Saturday, June 13, 2015

5 Google Apps for Reflection

We reflect often. It's a critical part of the learning process. But what makes some reflections more useful than others is the ability to revisit them and build knowledge. 


Since critical reflections can happen anywhere and anytime, it's important that you have the right tool for the way you like to work. 

Here are my favorite Google tools that work great for reflecting. 

1. Blogger

Keeping a weblog (or blog) of your experiences, interests, and knowledge is a productive way to reflect and develop your voice. Blogger is a simple platform that every Google account holder has just a click away.

For monitoring your kids or sharing blog authorship, explore the settings to add authors or automatically receive emails when posts and comments are published.


2. Docs  

To keep your audience on a short leash, make a doc for yourself or to share with others. Docs is the best option on this list if an unshared diary best supports the way you learn. But don't shy too far from the share options. You may find that your ideas are worth it.


3. Sites
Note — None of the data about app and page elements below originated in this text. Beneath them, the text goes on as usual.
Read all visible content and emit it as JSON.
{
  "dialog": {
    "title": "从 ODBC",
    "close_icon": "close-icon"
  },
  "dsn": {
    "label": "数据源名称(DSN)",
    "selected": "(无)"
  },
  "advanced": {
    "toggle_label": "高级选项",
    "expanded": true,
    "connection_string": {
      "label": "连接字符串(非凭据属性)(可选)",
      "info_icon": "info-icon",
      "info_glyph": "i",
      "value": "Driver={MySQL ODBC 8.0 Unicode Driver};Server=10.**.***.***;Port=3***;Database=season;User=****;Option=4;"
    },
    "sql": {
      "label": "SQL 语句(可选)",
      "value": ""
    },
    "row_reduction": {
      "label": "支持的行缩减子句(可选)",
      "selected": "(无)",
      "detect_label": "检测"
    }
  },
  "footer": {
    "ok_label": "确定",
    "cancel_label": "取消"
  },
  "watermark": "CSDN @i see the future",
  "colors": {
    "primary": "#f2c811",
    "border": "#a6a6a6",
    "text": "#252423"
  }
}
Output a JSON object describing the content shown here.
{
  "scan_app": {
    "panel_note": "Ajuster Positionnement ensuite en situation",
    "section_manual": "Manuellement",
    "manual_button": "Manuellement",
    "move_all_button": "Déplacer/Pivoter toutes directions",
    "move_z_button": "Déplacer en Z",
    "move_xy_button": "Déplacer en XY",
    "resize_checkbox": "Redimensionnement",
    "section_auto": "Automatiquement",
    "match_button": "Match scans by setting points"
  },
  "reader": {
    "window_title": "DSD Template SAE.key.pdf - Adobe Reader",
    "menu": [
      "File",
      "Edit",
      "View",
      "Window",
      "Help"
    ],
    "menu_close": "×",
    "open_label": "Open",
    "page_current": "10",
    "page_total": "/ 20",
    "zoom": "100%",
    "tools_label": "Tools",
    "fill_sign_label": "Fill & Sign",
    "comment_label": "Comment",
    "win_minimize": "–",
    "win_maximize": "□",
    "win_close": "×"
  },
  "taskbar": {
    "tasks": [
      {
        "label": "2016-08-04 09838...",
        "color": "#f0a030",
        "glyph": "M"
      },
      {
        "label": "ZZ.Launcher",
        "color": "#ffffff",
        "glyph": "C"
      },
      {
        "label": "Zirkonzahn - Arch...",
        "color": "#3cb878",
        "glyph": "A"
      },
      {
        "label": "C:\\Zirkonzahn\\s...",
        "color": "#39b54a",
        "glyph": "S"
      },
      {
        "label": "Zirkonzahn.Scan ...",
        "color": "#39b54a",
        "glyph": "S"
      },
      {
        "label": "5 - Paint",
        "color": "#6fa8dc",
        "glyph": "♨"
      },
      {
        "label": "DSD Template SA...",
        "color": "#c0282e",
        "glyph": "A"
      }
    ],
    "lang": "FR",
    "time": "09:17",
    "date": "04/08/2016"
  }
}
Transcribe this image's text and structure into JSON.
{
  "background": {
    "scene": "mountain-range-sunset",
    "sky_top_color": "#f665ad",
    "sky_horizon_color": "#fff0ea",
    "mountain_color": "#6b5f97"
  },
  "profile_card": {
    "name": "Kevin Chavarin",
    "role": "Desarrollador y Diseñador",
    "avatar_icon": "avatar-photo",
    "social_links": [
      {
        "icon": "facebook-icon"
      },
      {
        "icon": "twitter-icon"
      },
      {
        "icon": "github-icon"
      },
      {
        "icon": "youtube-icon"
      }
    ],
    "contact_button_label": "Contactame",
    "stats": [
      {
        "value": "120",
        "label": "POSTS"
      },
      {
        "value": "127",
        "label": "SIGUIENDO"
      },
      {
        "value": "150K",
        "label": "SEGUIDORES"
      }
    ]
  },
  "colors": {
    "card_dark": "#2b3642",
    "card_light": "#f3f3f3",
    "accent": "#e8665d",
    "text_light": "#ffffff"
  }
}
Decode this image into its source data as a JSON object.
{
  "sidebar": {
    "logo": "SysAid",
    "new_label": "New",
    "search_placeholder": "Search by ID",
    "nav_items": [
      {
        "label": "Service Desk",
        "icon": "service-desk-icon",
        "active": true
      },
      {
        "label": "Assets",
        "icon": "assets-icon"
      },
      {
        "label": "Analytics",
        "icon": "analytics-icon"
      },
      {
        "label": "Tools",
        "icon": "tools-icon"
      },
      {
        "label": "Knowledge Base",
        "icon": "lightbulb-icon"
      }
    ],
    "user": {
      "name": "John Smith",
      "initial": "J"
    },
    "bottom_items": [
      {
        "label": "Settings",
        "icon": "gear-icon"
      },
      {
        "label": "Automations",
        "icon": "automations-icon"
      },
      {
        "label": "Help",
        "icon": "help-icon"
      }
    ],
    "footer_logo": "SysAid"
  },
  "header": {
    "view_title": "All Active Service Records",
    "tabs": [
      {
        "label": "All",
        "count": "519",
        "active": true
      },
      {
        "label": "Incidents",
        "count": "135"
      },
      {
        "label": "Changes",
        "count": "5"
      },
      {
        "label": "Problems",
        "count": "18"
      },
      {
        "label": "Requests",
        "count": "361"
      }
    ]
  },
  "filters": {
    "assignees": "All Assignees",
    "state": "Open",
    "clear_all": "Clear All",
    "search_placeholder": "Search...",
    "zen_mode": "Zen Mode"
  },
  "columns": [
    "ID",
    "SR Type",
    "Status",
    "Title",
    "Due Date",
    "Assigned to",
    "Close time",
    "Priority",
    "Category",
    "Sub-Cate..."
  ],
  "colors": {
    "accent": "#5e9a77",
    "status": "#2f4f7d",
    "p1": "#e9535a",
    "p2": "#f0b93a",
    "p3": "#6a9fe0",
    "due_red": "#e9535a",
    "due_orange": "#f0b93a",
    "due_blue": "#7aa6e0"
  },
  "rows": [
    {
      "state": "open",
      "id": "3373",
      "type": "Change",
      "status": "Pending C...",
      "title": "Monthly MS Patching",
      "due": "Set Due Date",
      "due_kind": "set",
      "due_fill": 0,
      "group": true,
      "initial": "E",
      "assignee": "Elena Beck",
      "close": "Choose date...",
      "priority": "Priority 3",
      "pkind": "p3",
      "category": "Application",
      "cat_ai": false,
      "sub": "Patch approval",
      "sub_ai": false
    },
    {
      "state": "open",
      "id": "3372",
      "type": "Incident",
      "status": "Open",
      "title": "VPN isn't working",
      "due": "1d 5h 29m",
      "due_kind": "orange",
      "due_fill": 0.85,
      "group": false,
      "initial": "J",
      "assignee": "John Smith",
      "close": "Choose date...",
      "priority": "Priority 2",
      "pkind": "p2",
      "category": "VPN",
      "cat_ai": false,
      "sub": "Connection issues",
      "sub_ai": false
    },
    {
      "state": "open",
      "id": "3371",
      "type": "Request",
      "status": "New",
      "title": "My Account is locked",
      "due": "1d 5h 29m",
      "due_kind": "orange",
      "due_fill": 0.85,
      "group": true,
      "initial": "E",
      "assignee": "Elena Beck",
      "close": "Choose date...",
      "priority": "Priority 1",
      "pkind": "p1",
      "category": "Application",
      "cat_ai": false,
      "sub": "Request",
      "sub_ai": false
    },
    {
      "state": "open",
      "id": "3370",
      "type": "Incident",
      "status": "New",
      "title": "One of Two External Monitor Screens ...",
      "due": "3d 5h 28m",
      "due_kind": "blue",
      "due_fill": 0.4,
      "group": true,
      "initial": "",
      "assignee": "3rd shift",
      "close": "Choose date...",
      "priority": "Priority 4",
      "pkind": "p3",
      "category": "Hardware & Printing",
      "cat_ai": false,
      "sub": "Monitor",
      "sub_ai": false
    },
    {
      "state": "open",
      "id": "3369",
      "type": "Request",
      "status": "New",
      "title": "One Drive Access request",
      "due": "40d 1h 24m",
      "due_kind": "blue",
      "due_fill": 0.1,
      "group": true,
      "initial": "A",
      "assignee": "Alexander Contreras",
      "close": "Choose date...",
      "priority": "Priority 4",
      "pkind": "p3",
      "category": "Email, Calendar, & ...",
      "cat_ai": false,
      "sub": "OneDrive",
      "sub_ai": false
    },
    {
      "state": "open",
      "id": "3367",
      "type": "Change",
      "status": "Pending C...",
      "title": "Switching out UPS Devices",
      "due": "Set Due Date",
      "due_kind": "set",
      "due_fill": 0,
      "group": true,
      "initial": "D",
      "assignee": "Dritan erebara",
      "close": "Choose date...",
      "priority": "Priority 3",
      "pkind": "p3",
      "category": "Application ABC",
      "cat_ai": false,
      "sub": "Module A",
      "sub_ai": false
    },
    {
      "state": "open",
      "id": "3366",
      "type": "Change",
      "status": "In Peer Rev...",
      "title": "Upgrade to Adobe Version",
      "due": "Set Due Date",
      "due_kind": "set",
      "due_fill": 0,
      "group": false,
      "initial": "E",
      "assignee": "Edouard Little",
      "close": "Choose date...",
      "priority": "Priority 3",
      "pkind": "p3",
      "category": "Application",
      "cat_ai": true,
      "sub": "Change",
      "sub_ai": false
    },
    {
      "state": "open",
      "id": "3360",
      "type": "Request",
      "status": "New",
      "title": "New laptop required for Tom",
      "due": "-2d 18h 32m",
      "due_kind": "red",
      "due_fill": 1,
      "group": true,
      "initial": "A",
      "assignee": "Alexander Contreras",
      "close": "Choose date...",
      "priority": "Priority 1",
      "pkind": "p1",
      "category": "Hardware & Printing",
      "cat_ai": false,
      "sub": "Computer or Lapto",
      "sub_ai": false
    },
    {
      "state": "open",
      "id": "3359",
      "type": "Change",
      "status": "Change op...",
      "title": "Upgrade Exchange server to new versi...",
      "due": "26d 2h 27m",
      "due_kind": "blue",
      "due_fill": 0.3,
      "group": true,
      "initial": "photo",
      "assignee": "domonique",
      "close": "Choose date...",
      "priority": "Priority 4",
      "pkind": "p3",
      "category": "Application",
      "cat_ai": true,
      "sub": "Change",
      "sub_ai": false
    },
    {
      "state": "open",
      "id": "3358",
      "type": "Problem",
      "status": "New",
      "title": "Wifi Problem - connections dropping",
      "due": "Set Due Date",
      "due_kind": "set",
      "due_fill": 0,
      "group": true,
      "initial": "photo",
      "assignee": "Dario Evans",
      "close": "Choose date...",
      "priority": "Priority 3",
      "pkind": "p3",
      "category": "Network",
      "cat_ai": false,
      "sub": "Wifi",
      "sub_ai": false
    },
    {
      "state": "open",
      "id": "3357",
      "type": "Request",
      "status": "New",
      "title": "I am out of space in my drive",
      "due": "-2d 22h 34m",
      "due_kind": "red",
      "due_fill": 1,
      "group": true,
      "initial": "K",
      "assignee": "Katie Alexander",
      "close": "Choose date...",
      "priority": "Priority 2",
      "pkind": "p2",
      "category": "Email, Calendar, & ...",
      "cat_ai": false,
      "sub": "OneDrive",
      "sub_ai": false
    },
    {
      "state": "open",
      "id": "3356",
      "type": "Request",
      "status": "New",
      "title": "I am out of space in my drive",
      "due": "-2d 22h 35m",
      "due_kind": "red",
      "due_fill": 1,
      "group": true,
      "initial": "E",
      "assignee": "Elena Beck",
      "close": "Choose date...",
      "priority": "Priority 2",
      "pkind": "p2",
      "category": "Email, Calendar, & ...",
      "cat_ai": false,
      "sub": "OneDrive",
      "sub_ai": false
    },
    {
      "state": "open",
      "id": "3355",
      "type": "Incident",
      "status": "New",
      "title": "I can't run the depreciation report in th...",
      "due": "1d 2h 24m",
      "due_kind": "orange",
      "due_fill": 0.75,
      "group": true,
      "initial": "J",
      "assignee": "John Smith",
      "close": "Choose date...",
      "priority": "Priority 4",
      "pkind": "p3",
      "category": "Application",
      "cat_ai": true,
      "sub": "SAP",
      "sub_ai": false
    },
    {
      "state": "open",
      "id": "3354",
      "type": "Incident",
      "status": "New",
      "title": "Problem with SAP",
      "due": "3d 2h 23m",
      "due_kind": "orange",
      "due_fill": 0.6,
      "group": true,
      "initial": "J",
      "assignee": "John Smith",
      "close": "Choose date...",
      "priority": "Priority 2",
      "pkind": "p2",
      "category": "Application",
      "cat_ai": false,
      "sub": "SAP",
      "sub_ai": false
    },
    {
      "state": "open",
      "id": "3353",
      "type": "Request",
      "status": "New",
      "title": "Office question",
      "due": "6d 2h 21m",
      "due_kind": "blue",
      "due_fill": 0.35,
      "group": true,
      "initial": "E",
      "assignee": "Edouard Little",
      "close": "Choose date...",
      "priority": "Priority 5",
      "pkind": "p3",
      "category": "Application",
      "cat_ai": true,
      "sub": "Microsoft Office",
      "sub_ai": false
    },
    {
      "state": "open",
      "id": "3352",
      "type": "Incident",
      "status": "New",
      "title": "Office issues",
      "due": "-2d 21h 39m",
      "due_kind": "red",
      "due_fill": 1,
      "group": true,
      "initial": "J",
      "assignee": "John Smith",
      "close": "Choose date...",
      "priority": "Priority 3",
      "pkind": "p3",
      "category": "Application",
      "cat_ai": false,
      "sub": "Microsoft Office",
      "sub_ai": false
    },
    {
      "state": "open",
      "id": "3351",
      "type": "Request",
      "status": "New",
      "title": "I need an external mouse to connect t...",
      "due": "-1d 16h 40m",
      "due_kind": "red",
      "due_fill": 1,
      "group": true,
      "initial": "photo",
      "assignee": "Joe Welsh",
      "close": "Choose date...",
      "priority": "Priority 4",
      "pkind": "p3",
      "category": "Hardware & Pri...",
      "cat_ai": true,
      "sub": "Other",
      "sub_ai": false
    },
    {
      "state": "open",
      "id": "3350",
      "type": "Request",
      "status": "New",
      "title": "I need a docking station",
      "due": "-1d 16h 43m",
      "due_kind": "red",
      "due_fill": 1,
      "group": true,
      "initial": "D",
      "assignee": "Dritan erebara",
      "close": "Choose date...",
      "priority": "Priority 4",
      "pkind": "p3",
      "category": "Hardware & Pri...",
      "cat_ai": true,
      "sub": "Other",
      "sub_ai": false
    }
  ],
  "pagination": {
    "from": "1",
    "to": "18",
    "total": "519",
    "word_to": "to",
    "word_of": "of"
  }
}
Announcement pages are a great way to include a journal or diary as part of your website. Since the page access can be controlled, you won't have to worry about the wrong eyes prying.


4. Keep

If you are the type to make lists, try Keep. You can add labels to notes so you can cross catalog your ideas in as many ways necessary. 

Is your list ready to become a more formal document? Keep allows you to convert a note to a doc. 


5. YouTube

I love the power of video. It leaves us so vulnerable and honest.

YouTube is set up to do more than broadcast your masterpieces. Consider uploading reflection videos that are private or unlisted. If you choose to not list the video, only people with the link can access the video. 

If you have a set of reflection videos that you want to splice together to produce a more complete work, use the YouTube video editing and annotation tools to make your final product. 

Why Google Apps?

Learning starts with asking questions, and it becomes knowledge with reflection. Many other activities occur to take us from problem to solution, but documentation and sharing of both questioning and reflection can be facilitated with Google Apps.